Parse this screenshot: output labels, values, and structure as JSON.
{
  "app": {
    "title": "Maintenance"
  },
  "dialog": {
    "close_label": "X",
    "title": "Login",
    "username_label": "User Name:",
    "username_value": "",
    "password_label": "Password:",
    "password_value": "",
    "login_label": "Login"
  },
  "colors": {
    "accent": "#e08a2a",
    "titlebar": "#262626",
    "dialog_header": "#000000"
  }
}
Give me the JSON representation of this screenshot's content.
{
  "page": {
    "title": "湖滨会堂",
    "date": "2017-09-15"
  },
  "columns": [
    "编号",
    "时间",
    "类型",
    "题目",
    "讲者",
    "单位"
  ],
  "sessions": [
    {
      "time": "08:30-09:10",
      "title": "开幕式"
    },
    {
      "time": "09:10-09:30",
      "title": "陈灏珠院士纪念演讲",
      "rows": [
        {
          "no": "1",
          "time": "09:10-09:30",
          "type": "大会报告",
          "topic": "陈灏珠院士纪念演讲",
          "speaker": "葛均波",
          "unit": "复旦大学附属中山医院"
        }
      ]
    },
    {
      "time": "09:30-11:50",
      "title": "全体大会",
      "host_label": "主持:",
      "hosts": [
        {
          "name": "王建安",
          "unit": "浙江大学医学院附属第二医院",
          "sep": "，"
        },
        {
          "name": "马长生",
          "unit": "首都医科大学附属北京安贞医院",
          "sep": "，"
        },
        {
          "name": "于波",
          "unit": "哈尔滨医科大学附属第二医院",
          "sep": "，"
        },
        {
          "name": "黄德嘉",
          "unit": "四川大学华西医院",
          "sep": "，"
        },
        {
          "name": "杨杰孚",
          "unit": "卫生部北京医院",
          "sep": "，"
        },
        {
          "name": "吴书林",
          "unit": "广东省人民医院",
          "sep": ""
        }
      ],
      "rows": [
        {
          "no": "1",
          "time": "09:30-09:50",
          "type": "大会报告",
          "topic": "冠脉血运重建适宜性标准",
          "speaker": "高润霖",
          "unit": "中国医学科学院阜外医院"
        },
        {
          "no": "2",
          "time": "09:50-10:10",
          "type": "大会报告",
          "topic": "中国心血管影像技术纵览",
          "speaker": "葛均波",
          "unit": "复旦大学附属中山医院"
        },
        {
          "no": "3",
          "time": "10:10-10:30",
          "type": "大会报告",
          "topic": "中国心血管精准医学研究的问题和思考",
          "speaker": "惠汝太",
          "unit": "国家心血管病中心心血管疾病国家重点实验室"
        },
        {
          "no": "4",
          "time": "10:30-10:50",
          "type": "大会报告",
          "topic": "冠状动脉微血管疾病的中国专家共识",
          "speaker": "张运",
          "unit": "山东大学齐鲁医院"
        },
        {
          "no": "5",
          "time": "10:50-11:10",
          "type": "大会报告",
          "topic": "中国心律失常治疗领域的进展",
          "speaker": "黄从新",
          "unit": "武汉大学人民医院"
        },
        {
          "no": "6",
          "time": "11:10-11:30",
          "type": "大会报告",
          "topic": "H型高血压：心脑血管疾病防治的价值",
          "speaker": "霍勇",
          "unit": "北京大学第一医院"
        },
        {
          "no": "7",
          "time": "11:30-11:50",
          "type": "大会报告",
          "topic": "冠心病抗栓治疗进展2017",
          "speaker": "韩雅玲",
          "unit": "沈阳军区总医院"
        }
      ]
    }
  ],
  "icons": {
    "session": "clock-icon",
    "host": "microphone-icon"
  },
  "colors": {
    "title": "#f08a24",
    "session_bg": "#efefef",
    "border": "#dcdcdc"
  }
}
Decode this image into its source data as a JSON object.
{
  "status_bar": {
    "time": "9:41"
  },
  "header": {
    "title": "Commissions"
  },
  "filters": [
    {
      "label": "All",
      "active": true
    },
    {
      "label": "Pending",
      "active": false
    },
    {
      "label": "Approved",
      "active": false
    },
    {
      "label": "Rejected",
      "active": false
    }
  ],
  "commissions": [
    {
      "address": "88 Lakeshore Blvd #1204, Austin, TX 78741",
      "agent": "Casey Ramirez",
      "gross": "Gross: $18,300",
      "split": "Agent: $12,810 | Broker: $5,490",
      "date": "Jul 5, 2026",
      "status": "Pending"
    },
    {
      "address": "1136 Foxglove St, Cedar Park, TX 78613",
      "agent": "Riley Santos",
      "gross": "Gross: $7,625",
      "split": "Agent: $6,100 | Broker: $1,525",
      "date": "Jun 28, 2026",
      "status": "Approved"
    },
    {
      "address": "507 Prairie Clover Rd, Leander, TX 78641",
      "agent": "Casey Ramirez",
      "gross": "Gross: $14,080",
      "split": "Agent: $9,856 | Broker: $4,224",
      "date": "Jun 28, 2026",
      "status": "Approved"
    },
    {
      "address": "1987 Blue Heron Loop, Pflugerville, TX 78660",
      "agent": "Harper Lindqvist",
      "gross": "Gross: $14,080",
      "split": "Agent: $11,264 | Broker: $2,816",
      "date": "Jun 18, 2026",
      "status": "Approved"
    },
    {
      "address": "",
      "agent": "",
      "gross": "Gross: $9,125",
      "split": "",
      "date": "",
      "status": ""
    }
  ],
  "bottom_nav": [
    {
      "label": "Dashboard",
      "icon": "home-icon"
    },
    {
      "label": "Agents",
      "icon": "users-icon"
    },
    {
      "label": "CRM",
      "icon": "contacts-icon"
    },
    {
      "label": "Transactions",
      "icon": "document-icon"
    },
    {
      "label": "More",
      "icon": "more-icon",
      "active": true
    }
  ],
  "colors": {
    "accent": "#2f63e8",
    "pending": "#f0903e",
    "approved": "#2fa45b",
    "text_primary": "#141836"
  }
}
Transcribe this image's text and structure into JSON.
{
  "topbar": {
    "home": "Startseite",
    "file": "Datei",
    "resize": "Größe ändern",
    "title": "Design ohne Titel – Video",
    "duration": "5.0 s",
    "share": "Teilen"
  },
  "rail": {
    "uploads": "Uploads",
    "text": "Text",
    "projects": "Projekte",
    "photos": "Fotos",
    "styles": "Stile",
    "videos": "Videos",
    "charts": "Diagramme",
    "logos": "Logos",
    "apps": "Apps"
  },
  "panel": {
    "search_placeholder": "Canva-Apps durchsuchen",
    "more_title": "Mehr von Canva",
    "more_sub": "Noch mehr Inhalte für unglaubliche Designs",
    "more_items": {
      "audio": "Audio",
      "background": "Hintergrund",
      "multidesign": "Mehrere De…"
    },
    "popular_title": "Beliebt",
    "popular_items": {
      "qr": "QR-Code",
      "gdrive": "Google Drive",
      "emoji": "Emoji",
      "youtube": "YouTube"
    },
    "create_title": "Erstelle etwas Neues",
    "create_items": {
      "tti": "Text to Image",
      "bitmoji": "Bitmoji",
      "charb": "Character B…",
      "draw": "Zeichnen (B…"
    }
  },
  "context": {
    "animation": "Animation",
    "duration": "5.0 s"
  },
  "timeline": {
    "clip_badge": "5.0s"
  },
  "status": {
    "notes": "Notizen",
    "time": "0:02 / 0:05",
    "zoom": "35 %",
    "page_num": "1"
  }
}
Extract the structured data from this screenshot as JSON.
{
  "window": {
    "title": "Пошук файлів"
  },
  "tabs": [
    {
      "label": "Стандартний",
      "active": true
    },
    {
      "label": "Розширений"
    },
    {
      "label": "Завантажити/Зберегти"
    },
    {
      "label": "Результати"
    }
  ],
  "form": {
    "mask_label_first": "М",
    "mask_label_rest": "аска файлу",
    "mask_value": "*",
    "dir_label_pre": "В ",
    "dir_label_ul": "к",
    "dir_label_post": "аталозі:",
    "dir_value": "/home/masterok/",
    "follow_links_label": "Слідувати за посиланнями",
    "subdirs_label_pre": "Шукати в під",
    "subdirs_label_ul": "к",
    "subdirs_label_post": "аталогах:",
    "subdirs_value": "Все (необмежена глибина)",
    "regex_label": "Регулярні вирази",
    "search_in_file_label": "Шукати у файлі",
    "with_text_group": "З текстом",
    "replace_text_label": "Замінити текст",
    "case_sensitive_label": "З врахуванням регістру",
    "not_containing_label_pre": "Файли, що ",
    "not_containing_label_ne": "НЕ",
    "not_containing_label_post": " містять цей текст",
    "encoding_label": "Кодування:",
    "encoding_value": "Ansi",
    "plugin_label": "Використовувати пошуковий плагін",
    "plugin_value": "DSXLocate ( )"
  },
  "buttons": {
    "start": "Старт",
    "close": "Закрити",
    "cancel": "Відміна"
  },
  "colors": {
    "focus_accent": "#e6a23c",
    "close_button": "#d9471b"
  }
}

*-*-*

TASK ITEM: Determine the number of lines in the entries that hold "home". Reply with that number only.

ANSWER SECTION: 3